Problem statement - Repeat every line of the data exactly; no picture belongs in the copy.

Data records for software interfaces

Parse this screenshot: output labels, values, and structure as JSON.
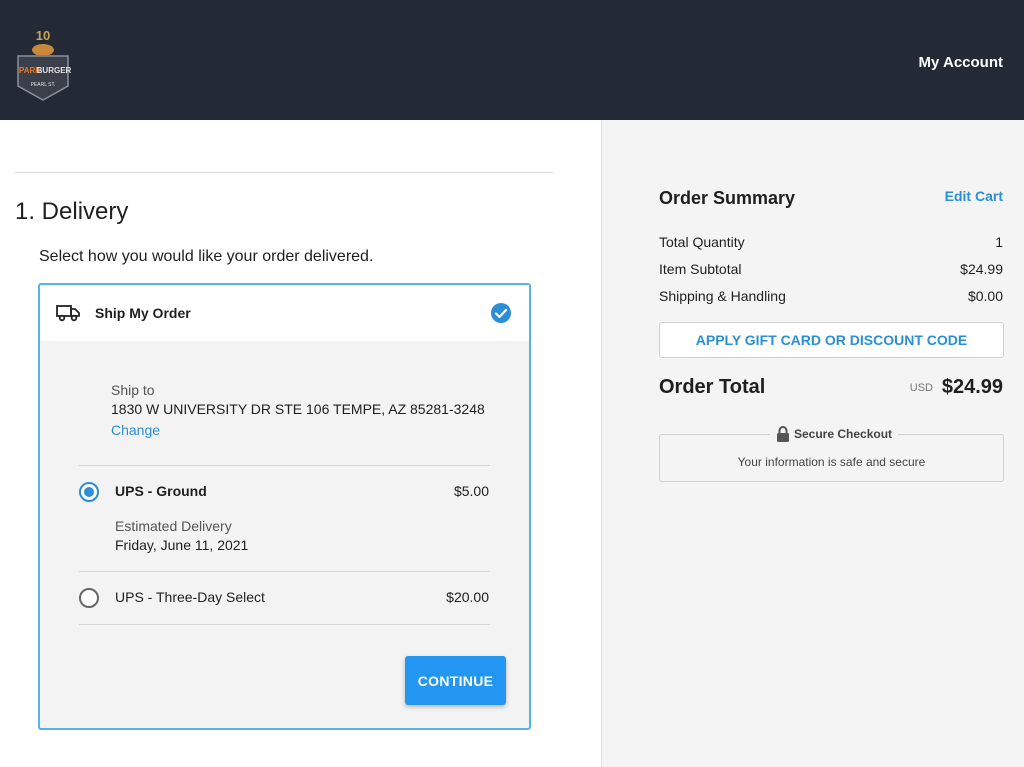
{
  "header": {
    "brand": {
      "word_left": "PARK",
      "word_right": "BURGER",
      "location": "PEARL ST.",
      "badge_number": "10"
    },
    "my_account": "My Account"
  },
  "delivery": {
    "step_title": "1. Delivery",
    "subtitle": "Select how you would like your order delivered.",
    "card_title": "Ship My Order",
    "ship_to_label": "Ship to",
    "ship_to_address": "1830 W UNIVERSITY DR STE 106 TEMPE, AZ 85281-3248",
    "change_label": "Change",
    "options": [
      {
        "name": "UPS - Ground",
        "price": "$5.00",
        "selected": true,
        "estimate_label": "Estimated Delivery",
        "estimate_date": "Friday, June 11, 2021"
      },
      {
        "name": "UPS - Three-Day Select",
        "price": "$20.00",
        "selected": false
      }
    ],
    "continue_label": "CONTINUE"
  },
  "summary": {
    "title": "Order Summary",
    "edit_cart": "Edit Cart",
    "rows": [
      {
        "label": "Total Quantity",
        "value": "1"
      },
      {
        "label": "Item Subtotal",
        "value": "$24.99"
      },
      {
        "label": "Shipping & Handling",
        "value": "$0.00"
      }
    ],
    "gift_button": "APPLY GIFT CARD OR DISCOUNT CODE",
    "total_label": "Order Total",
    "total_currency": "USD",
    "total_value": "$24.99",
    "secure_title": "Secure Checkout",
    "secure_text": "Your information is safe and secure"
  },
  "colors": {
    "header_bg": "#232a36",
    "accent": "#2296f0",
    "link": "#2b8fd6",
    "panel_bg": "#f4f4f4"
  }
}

Answer for this exercise -
Parse this screenshot: output labels, values, and structure as JSON.
{
  "header": {
    "brand": {
      "word_left": "PARK",
      "word_right": "BURGER",
      "location": "PEARL ST.",
      "badge_number": "10"
    },
    "my_account": "My Account"
  },
  "delivery": {
    "step_title": "1. Delivery",
    "subtitle": "Select how you would like your order delivered.",
    "card_title": "Ship My Order",
    "ship_to_label": "Ship to",
    "ship_to_address": "1830 W UNIVERSITY DR STE 106 TEMPE, AZ 85281-3248",
    "change_label": "Change",
    "options": [
      {
        "name": "UPS - Ground",
        "price": "$5.00",
        "selected": true,
        "estimate_label": "Estimated Delivery",
        "estimate_date": "Friday, June 11, 2021"
      },
      {
        "name": "UPS - Three-Day Select",
        "price": "$20.00",
        "selected": false
      }
    ],
    "continue_label": "CONTINUE"
  },
  "summary": {
    "title": "Order Summary",
    "edit_cart": "Edit Cart",
    "rows": [
      {
        "label": "Total Quantity",
        "value": "1"
      },
      {
        "label": "Item Subtotal",
        "value": "$24.99"
      },
      {
        "label": "Shipping & Handling",
        "value": "$0.00"
      }
    ],
    "gift_button": "APPLY GIFT CARD OR DISCOUNT CODE",
    "total_label": "Order Total",
    "total_currency": "USD",
    "total_value": "$24.99",
    "secure_title": "Secure Checkout",
    "secure_text": "Your information is safe and secure"
  },
  "colors": {
    "header_bg": "#232a36",
    "accent": "#2296f0",
    "link": "#2b8fd6",
    "panel_bg": "#f4f4f4"
  }
}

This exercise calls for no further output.